━━━━━ Material for the task

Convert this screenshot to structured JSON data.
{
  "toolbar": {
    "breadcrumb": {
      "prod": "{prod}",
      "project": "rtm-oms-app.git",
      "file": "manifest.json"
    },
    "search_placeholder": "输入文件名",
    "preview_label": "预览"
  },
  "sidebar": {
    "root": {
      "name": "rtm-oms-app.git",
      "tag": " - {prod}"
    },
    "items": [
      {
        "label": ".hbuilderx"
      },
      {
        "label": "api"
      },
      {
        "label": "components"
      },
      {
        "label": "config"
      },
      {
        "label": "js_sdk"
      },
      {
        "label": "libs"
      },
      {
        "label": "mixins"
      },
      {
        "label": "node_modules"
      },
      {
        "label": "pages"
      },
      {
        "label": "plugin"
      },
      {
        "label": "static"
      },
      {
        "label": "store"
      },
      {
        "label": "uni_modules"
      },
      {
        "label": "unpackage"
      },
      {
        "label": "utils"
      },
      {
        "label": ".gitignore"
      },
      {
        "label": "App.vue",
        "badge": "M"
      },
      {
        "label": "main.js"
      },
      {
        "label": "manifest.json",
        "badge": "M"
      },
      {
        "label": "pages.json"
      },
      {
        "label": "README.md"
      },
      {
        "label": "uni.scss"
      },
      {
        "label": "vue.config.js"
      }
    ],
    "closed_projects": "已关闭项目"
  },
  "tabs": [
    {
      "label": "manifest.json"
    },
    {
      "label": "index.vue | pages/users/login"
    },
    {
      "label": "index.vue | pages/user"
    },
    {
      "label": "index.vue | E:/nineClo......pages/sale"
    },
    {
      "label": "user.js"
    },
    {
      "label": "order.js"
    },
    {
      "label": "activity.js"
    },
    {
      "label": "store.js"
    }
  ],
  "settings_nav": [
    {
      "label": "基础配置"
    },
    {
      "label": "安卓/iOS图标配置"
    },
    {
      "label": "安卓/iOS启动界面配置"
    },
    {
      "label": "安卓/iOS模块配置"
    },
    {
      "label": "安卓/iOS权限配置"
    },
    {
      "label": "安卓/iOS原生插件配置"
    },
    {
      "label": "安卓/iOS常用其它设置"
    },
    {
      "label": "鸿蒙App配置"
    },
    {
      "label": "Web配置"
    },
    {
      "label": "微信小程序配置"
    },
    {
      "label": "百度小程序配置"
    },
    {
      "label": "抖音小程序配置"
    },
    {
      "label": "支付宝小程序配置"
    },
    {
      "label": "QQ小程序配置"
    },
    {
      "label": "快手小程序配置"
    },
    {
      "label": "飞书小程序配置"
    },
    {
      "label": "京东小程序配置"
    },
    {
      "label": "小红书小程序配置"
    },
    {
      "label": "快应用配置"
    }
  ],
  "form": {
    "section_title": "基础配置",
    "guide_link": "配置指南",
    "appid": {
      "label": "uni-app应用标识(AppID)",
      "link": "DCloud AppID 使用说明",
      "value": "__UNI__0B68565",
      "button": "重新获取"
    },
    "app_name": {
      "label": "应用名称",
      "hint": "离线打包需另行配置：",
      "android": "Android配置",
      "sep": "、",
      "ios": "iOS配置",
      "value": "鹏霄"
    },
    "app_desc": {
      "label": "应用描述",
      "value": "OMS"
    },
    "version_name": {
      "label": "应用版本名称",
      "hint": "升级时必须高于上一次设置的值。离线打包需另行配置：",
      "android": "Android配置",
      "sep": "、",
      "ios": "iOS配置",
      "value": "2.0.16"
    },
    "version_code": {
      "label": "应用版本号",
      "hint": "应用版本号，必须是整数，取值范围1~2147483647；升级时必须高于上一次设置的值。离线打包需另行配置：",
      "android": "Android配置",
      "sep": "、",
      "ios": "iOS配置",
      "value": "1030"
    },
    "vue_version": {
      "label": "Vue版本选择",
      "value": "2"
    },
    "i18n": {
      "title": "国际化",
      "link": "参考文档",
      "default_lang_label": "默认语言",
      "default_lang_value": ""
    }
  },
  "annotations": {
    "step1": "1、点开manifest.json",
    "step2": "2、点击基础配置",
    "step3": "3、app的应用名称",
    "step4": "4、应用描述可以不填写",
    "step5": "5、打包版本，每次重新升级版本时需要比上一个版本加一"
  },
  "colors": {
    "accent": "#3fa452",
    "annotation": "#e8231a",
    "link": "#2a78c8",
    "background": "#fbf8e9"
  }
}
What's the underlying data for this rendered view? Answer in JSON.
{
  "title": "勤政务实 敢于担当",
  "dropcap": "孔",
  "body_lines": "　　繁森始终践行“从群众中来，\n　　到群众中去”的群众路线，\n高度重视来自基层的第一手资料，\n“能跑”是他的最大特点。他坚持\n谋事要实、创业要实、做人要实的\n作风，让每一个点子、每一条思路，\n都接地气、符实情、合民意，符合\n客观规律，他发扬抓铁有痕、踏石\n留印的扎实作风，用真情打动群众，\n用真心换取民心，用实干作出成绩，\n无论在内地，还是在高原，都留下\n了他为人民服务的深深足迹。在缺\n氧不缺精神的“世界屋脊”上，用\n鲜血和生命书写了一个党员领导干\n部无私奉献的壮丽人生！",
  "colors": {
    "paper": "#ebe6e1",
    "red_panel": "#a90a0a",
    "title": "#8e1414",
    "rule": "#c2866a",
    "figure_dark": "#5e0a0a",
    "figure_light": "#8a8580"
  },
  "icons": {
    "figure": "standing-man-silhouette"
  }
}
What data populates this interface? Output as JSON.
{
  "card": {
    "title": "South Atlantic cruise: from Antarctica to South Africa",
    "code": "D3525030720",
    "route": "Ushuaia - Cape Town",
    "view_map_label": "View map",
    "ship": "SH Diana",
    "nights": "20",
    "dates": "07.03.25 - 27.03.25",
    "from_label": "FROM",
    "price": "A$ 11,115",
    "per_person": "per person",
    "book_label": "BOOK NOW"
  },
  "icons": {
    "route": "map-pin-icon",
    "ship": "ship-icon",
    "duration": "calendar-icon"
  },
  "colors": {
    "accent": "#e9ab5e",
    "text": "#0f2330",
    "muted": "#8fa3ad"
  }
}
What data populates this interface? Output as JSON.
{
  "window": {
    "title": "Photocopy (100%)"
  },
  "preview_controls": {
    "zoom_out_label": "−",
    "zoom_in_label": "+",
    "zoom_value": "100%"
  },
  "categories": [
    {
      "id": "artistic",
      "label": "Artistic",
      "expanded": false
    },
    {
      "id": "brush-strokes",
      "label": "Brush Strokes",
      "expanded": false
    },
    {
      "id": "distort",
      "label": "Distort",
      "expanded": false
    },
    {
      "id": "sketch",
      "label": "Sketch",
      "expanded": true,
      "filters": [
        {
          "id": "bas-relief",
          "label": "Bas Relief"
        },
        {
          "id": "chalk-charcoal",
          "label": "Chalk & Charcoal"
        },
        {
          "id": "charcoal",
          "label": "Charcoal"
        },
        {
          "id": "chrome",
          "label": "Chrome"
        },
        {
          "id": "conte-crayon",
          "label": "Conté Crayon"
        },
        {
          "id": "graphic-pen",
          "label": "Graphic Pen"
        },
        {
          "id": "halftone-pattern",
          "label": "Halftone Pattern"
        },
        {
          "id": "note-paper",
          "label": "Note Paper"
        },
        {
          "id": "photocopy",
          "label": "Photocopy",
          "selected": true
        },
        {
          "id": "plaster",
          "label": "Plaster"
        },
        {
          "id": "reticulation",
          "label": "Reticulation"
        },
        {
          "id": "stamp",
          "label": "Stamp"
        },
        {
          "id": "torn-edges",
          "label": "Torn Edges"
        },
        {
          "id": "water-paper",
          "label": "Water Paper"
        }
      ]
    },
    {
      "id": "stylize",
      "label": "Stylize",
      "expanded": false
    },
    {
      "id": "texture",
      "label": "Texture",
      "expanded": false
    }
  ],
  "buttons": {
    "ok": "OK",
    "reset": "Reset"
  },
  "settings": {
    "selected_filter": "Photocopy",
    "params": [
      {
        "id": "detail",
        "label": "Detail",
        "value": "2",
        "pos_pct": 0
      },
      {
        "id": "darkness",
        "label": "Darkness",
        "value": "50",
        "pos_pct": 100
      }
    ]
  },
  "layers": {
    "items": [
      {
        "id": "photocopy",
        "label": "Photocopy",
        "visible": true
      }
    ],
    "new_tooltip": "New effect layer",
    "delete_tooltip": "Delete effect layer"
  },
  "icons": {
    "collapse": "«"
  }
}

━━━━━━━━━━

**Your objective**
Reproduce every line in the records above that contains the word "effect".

**Exercise output**
    "new_tooltip": "New effect layer",
    "delete_tooltip": "Delete effect layer"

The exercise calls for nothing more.